▶ _THE PROBLEM_
Scan the entries below for the word "page", then copy each line that holds it.

▶ _SOURCE RECORDS_
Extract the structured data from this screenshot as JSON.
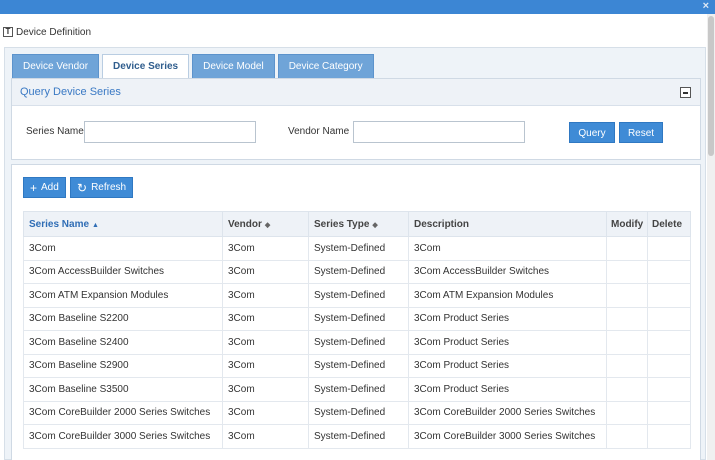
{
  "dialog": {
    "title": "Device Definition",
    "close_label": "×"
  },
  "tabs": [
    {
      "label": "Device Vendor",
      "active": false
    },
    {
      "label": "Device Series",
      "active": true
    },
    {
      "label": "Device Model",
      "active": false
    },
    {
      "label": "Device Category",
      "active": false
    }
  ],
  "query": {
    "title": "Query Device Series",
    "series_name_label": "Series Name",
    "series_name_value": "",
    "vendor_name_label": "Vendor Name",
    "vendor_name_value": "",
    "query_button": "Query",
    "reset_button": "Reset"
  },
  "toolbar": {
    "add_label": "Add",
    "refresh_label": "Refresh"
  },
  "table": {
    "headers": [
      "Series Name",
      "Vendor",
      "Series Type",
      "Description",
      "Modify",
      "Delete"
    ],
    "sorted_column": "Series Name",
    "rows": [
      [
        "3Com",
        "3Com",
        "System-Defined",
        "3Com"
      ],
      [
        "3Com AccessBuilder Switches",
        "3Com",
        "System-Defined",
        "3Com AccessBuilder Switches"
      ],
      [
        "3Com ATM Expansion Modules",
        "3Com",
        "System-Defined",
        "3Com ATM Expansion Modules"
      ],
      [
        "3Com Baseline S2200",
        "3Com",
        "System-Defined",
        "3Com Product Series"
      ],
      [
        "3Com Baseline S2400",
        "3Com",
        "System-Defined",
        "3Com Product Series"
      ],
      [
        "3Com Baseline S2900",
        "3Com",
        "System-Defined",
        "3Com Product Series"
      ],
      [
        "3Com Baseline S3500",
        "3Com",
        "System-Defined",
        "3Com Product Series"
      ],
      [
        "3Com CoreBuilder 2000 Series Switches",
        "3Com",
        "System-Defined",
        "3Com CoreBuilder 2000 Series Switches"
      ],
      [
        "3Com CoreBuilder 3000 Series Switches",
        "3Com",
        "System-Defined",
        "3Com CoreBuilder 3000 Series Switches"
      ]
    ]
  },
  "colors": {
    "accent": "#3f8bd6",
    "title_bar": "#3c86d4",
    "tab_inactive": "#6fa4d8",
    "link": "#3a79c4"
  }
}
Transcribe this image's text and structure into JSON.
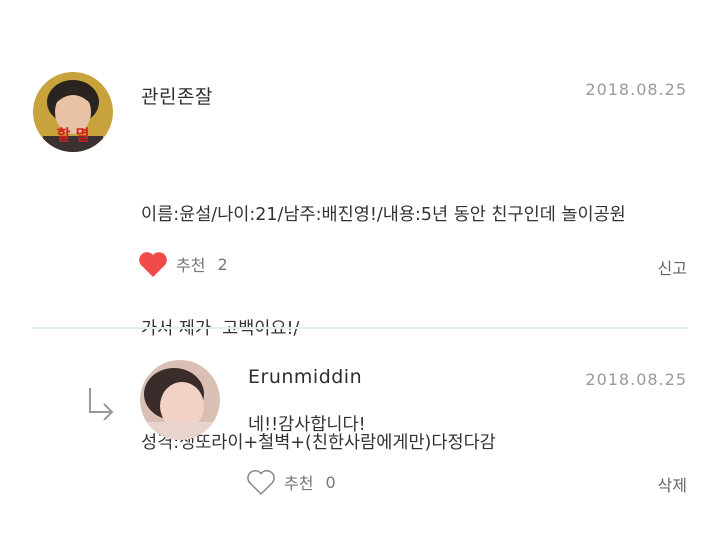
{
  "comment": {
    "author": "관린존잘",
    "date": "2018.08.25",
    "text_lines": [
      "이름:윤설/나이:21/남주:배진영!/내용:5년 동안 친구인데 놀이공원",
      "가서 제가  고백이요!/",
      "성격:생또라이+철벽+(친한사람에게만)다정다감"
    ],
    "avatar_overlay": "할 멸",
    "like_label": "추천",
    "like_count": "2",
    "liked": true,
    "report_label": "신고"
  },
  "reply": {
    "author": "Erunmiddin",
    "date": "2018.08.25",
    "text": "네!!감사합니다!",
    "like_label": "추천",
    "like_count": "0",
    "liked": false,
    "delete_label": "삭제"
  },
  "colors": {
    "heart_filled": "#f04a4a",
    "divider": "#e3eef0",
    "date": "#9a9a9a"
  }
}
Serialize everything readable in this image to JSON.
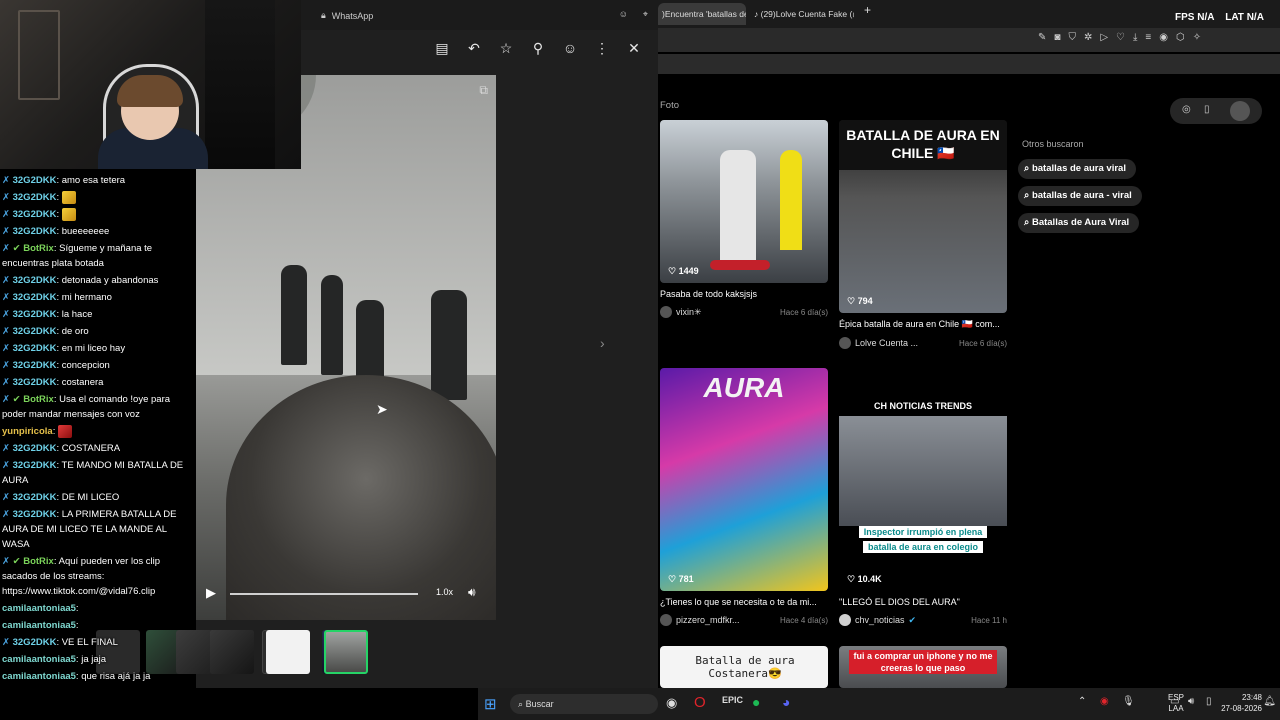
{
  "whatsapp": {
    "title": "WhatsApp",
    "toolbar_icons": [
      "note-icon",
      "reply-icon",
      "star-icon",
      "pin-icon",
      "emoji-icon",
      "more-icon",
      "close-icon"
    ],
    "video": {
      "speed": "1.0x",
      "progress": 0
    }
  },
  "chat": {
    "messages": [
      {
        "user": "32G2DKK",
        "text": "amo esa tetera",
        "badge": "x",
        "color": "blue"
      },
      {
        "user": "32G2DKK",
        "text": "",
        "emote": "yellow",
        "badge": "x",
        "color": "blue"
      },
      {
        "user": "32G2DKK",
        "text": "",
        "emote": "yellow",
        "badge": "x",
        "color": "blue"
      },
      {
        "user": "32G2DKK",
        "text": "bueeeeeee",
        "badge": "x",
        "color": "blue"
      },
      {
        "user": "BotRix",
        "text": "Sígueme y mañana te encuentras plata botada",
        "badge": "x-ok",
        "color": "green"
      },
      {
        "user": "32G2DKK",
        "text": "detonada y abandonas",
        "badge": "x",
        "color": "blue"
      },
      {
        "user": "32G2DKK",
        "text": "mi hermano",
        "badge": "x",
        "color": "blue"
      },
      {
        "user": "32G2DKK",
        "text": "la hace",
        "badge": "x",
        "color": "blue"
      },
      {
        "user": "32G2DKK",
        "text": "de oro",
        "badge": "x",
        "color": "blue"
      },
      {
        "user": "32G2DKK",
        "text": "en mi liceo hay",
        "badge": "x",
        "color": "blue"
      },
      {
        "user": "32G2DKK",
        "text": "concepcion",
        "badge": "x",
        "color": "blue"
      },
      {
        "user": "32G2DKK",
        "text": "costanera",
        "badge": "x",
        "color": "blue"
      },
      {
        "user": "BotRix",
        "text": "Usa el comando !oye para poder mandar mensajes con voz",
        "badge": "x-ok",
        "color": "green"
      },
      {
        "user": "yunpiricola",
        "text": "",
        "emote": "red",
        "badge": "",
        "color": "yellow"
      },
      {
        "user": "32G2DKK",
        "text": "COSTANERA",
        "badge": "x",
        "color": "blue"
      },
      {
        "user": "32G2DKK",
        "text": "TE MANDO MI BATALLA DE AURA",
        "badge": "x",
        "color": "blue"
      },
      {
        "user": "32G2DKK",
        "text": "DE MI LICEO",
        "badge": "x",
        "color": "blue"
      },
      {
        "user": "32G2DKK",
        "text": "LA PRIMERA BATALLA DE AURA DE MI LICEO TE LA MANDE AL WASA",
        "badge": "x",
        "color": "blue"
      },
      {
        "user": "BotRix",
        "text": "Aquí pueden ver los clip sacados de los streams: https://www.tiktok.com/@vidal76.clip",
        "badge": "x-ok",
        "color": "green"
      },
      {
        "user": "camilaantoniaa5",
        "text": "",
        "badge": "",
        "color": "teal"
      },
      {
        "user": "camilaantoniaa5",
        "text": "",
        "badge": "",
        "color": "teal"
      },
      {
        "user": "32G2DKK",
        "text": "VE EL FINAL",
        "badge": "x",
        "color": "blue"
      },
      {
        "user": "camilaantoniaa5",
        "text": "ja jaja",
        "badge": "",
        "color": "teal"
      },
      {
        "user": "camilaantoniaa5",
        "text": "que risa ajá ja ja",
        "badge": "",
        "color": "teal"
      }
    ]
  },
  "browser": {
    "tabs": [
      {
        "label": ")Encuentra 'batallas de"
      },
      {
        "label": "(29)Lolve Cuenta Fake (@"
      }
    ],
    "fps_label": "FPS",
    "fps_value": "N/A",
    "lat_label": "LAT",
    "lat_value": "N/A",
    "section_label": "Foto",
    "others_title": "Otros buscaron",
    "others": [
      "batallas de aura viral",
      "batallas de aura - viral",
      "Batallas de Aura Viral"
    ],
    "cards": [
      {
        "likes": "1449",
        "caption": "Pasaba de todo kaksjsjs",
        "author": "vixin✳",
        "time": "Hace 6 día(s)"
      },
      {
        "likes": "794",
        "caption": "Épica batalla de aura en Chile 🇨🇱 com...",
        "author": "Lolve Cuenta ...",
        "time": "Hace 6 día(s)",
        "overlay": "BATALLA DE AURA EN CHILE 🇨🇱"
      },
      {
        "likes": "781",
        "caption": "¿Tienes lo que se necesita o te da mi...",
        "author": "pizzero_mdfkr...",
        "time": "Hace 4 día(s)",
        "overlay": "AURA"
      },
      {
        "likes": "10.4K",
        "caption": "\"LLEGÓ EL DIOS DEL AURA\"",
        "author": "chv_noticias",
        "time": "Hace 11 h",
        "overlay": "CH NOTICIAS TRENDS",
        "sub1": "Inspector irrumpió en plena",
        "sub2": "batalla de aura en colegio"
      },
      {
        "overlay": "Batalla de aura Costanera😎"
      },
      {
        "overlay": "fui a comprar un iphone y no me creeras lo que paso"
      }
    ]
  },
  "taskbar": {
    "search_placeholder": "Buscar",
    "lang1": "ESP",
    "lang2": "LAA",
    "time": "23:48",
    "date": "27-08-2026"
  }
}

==

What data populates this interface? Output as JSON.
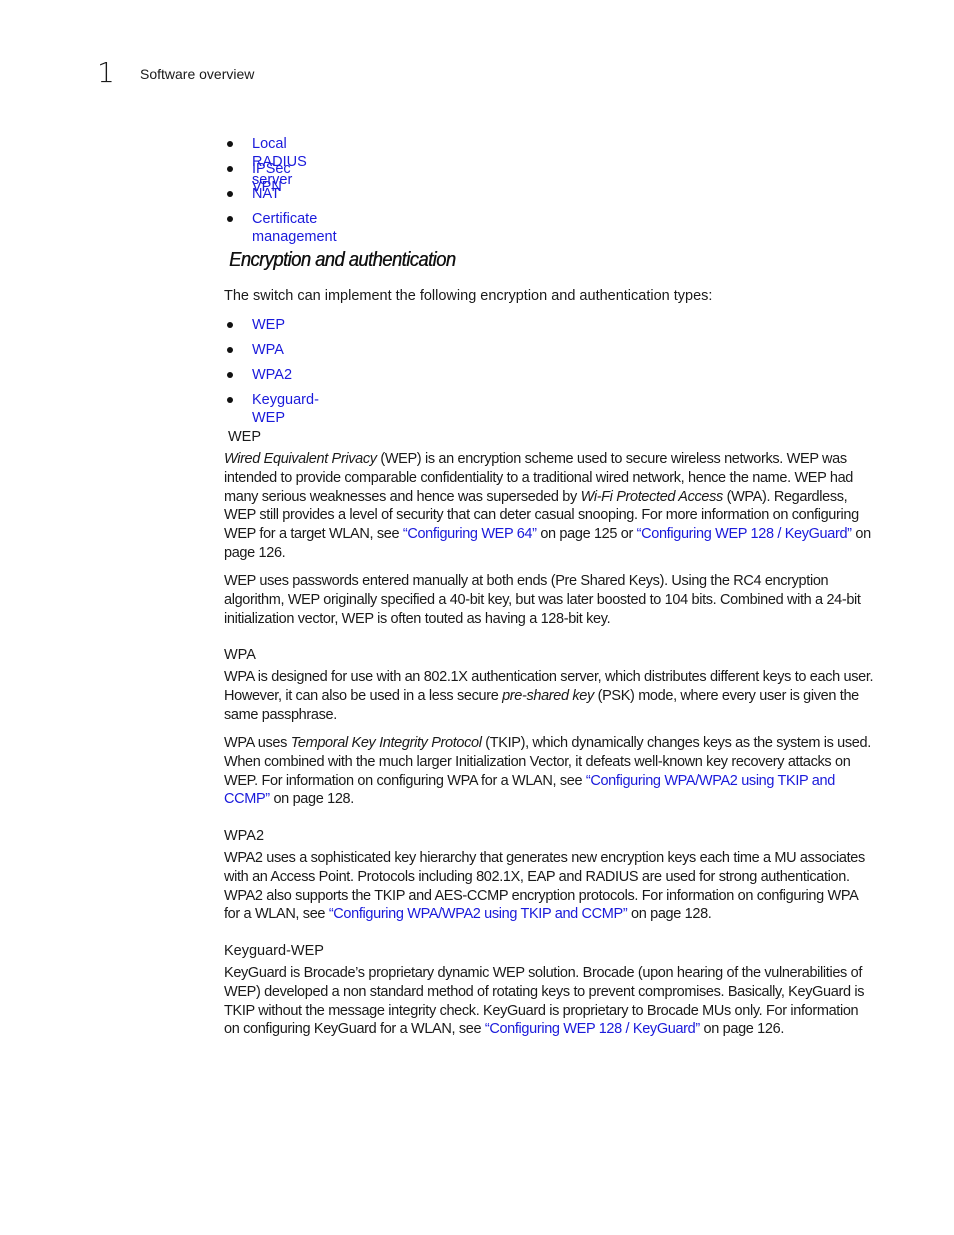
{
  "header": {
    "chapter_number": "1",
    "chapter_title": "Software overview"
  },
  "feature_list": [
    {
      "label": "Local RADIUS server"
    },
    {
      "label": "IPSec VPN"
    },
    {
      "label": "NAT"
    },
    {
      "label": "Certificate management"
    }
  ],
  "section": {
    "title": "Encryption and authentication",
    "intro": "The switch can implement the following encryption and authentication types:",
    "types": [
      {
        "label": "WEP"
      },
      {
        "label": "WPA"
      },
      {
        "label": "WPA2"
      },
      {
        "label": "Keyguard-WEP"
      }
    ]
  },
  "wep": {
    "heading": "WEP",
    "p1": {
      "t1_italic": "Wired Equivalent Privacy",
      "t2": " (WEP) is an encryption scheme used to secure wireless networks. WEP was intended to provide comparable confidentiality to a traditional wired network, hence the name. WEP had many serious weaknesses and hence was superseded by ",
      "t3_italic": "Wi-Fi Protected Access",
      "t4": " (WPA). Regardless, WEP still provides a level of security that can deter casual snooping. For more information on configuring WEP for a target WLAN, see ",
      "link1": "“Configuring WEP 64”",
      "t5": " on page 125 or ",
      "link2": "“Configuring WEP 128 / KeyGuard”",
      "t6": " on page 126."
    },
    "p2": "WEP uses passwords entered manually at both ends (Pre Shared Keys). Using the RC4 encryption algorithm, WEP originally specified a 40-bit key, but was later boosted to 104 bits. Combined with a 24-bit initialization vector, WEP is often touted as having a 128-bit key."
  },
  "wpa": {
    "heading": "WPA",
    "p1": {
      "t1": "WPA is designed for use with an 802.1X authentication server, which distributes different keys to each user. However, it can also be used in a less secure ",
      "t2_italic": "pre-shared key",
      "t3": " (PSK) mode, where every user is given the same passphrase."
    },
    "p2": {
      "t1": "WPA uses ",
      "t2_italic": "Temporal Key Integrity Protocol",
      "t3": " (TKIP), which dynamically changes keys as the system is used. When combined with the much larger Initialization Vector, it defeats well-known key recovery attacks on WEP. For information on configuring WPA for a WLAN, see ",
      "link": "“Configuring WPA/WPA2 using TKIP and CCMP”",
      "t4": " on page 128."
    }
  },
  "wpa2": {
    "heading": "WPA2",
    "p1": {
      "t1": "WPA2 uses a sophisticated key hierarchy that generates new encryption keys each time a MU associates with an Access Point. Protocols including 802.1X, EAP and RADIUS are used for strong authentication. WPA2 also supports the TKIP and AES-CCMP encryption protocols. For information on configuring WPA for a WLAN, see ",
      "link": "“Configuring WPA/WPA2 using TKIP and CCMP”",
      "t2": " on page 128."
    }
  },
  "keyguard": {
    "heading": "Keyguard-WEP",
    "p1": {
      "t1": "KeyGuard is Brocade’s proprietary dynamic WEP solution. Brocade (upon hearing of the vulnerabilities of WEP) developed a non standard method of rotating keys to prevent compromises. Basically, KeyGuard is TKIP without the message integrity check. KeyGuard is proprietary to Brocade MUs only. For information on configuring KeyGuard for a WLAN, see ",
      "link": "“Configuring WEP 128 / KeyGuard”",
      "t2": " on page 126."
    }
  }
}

▶ _RESULT OF THIS TASK_
      "t5": " on page 125 or ",
      "t6": " on page 126."
      "t4": " on page 128."
      "t2": " on page 128."
      "t2": " on page 126."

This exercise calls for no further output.